# Goal of the exercise
Whenever a line in this data holds the word "collect", report that line in full.

# Dataset records
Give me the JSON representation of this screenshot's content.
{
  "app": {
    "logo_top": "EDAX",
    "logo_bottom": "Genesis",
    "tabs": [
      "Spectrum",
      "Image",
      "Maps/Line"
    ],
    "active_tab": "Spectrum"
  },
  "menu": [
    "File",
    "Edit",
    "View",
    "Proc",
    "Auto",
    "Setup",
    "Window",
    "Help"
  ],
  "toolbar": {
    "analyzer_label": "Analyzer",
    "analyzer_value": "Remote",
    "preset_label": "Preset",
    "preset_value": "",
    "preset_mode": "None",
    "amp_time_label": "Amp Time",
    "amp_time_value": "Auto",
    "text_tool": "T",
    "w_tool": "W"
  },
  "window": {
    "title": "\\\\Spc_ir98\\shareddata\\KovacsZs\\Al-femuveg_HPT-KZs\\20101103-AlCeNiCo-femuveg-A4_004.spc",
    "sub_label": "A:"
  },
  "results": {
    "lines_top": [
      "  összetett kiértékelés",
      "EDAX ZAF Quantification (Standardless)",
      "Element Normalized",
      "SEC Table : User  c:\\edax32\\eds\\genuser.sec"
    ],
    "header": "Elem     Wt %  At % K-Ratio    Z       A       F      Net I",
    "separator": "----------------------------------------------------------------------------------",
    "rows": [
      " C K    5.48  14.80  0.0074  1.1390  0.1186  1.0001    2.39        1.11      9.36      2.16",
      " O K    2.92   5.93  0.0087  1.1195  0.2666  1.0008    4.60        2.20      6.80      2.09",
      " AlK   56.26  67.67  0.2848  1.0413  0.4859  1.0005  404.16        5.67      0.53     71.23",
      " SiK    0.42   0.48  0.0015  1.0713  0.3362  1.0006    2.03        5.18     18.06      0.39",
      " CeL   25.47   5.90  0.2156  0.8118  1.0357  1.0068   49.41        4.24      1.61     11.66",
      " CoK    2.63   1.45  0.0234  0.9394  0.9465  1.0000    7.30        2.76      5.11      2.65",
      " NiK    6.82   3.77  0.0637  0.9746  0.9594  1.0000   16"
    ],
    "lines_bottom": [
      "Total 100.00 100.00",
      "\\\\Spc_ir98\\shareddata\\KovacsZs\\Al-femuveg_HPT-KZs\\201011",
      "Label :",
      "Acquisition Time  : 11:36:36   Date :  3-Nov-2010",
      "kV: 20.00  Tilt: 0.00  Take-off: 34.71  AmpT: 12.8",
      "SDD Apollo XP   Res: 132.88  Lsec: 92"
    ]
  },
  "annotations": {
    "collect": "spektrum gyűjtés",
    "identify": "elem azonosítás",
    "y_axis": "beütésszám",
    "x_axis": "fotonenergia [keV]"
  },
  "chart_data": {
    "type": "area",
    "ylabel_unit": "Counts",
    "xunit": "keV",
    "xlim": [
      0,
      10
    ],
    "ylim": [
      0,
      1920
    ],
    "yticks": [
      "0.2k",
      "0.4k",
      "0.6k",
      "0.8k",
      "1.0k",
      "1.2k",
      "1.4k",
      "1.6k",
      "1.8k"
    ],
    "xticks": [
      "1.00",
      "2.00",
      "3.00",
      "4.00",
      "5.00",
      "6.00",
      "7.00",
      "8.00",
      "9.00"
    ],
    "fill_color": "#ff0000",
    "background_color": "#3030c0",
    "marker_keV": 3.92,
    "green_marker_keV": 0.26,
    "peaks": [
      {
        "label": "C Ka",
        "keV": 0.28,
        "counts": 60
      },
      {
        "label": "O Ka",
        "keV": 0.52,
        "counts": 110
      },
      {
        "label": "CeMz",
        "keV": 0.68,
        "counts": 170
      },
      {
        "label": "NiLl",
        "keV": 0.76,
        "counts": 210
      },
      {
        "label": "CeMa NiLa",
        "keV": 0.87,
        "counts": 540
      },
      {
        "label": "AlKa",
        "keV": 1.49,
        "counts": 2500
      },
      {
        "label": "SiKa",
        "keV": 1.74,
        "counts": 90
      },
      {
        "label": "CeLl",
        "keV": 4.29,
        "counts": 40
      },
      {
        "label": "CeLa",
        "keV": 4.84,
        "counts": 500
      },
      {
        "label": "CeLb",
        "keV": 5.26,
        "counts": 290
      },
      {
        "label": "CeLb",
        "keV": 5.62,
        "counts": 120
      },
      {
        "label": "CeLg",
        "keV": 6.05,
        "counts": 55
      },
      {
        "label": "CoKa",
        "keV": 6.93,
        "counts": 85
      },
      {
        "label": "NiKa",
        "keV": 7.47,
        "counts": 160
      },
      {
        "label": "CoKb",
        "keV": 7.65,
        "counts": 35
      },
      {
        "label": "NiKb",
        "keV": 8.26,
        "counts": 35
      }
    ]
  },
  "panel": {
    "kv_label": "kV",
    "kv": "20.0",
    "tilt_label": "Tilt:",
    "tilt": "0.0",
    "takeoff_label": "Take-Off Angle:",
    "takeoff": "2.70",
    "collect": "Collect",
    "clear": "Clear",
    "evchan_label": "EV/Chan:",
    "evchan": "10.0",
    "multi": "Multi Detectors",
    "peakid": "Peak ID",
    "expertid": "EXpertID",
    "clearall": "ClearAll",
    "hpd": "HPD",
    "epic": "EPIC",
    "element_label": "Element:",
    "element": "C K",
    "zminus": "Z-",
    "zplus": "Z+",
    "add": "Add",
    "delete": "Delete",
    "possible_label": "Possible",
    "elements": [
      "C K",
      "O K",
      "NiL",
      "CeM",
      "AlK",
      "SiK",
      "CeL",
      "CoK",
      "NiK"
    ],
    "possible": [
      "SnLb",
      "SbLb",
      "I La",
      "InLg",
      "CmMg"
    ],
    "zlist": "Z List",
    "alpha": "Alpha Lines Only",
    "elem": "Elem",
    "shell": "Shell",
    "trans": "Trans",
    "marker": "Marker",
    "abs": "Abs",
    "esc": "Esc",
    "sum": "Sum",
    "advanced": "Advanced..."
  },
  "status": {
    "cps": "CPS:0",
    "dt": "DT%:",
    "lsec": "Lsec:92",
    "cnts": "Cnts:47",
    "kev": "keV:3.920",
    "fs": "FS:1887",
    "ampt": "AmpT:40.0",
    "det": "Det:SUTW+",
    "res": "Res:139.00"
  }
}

# Solution for this task
    "collect": "spektrum gyűjtés",
    "collect": "Collect",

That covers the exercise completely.